(SUPPLIED DATA)

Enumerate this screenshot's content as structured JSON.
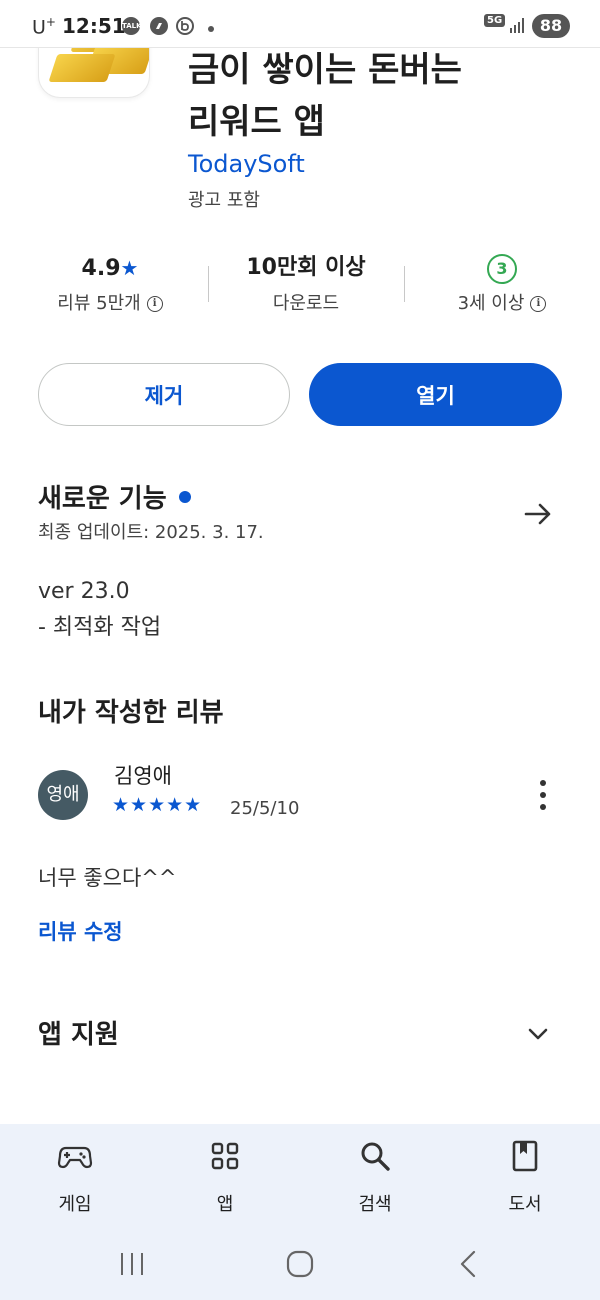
{
  "status_bar": {
    "carrier": "U",
    "carrier_sup": "+",
    "time": "12:51",
    "talk_icon_text": "TALK",
    "network": "5G",
    "battery": "88"
  },
  "app": {
    "title_line1": "금이 쌓이는 돈버는",
    "title_line2": "리워드 앱",
    "developer": "TodaySoft",
    "ads_label": "광고 포함"
  },
  "stats": {
    "rating": "4.9",
    "rating_star": "★",
    "reviews_label": "리뷰 5만개",
    "downloads": "10만회 이상",
    "downloads_label": "다운로드",
    "age_badge": "3",
    "age_label": "3세 이상"
  },
  "buttons": {
    "remove": "제거",
    "open": "열기"
  },
  "whats_new": {
    "title": "새로운 기능",
    "updated": "최종 업데이트: 2025. 3. 17.",
    "notes_line1": "ver 23.0",
    "notes_line2": "- 최적화 작업"
  },
  "my_review": {
    "title": "내가 작성한 리뷰",
    "avatar_text": "영애",
    "reviewer": "김영애",
    "stars": "★★★★★",
    "rating_value": 5,
    "date": "25/5/10",
    "text": "너무 좋으다^^",
    "edit_label": "리뷰 수정"
  },
  "app_support": {
    "title": "앱 지원"
  },
  "bottom_nav": {
    "items": [
      {
        "label": "게임",
        "icon": "gamepad-icon"
      },
      {
        "label": "앱",
        "icon": "apps-grid-icon"
      },
      {
        "label": "검색",
        "icon": "search-icon"
      },
      {
        "label": "도서",
        "icon": "book-icon"
      }
    ]
  },
  "colors": {
    "accent": "#0b57d0",
    "age_badge": "#34a853",
    "nav_background": "#edf2fa",
    "avatar": "#455a64"
  }
}
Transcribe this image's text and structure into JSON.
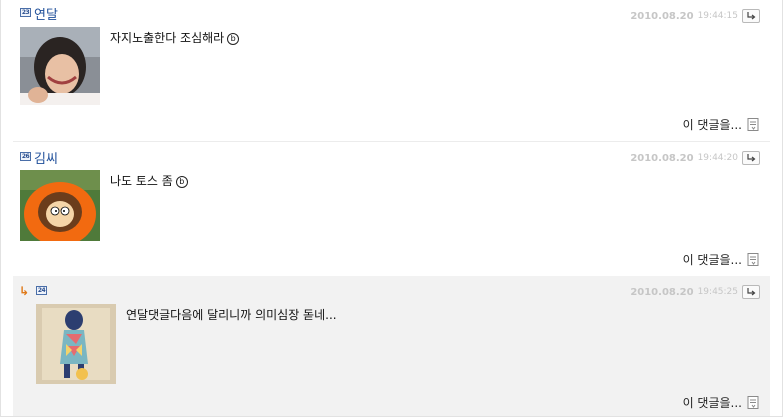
{
  "comments": [
    {
      "level": "23",
      "author": "연달",
      "date": "2010.08.20",
      "time": "19:44:15",
      "text": "자지노출한다 조심해라",
      "emoticon": "ⓑ",
      "more_label": "이 댓글을..."
    },
    {
      "level": "26",
      "author": "김씨",
      "date": "2010.08.20",
      "time": "19:44:20",
      "text": "나도 토스 좀",
      "emoticon": "ⓑ",
      "more_label": "이 댓글을..."
    }
  ],
  "reply": {
    "arrow": "↳",
    "level": "24",
    "author": "",
    "date": "2010.08.20",
    "time": "19:45:25",
    "text": "연달댓글다음에 달리니까 의미심장 돋네...",
    "more_label": "이 댓글을..."
  },
  "colors": {
    "author": "#1f4f9a",
    "reply_arrow": "#e07a1a",
    "reply_bg": "#f2f2f2",
    "date": "#c6c6c6"
  },
  "icons": {
    "reply_button": "reply-arrow-icon",
    "more": "document-icon"
  }
}
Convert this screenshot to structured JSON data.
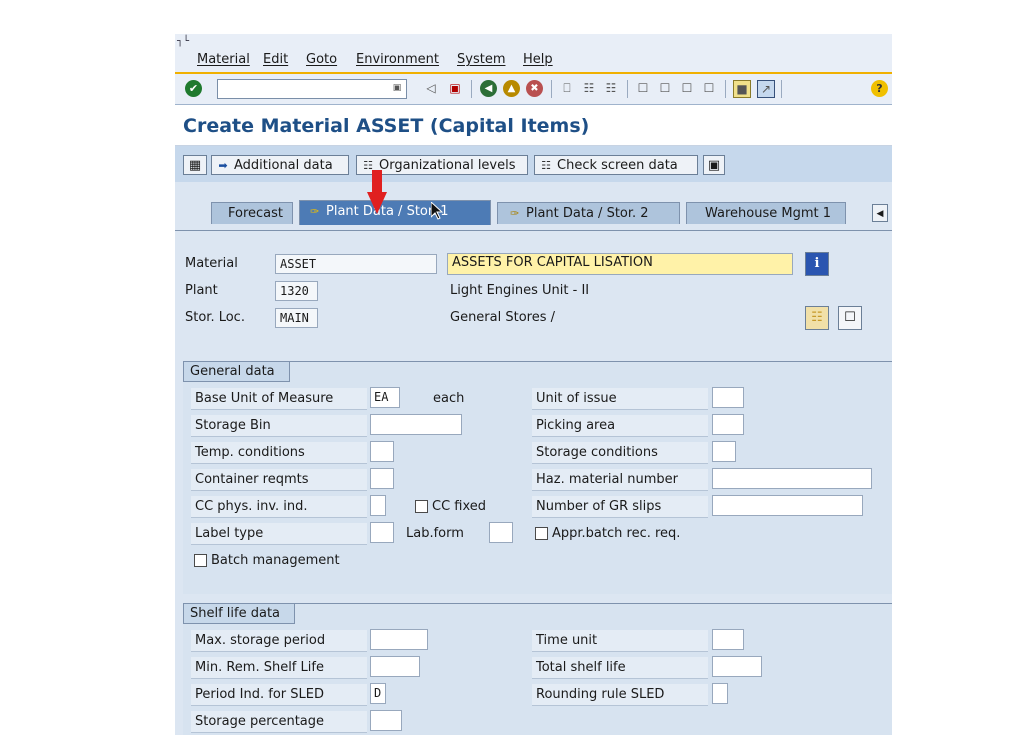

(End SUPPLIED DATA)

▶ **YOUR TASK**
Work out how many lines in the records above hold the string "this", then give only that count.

▶ **SOLUTION**
3